Problem details.
Could you return every line of the material that contains the word "data"?

Task material.
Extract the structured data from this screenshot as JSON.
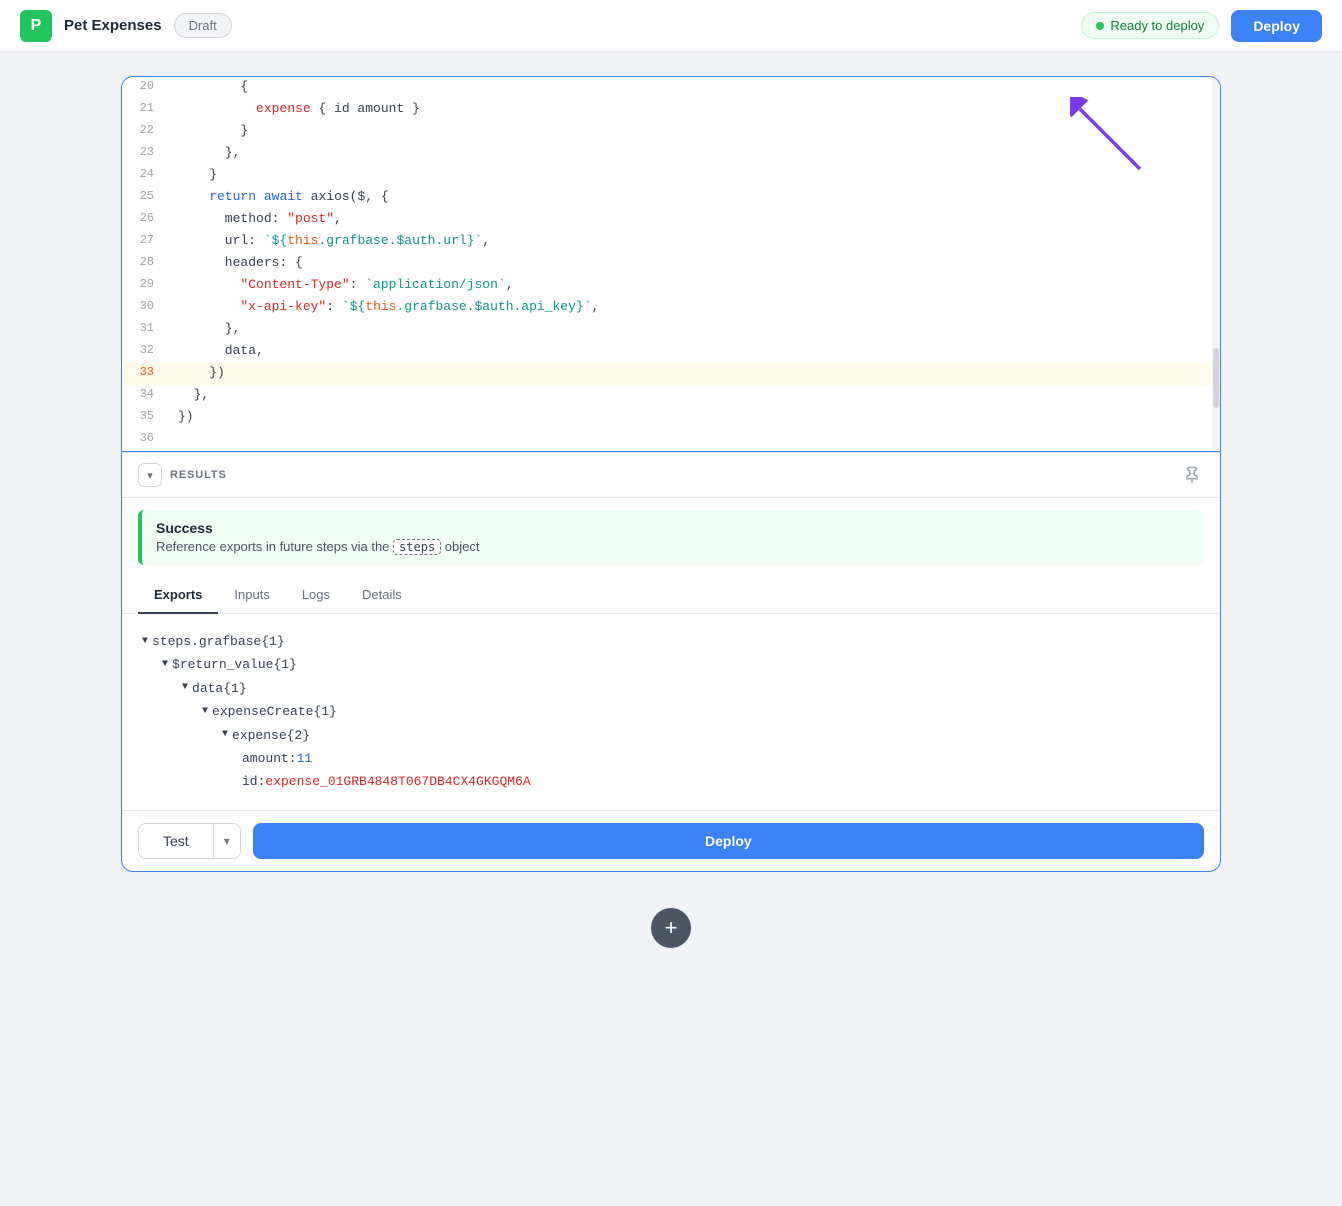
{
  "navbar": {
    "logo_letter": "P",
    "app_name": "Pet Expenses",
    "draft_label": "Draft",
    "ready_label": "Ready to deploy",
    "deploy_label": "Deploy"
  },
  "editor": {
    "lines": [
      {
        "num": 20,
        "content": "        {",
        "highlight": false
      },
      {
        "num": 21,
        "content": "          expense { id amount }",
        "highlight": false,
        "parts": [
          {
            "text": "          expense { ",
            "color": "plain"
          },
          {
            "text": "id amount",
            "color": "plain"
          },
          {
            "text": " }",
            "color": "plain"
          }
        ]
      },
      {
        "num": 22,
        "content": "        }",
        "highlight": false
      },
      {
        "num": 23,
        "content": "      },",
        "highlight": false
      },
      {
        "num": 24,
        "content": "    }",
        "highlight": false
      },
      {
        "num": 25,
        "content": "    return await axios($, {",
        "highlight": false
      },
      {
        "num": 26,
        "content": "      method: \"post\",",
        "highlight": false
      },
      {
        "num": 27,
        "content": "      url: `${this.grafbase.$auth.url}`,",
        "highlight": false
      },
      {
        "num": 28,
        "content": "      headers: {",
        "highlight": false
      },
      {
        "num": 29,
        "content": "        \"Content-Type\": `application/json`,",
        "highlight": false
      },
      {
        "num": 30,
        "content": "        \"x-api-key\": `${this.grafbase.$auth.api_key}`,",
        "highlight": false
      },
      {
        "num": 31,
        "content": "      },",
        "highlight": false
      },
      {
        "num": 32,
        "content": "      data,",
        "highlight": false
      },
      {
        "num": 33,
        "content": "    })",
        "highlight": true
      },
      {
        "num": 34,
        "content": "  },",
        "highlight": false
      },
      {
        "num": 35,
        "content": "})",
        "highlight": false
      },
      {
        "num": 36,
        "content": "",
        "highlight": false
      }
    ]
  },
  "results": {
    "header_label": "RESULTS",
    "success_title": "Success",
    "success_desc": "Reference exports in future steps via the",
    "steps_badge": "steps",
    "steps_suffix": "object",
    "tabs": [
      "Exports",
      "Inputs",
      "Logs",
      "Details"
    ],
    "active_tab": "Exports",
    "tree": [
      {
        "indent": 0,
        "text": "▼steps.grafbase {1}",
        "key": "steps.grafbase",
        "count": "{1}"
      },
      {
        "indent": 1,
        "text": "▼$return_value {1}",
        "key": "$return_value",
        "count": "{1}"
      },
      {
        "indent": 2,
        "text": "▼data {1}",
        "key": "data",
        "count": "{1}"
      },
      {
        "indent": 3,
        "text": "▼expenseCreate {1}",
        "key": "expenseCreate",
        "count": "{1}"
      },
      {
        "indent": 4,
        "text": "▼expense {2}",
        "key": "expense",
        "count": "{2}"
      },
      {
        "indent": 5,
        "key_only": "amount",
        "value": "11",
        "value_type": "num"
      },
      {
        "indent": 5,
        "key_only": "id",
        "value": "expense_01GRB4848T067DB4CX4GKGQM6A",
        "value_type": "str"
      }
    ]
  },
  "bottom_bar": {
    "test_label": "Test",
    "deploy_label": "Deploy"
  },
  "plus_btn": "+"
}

Response to this task.
Extract the structured data from this screenshot as JSON.
        "content": "      data,",
        "text": "▼data {1}",
        "key": "data",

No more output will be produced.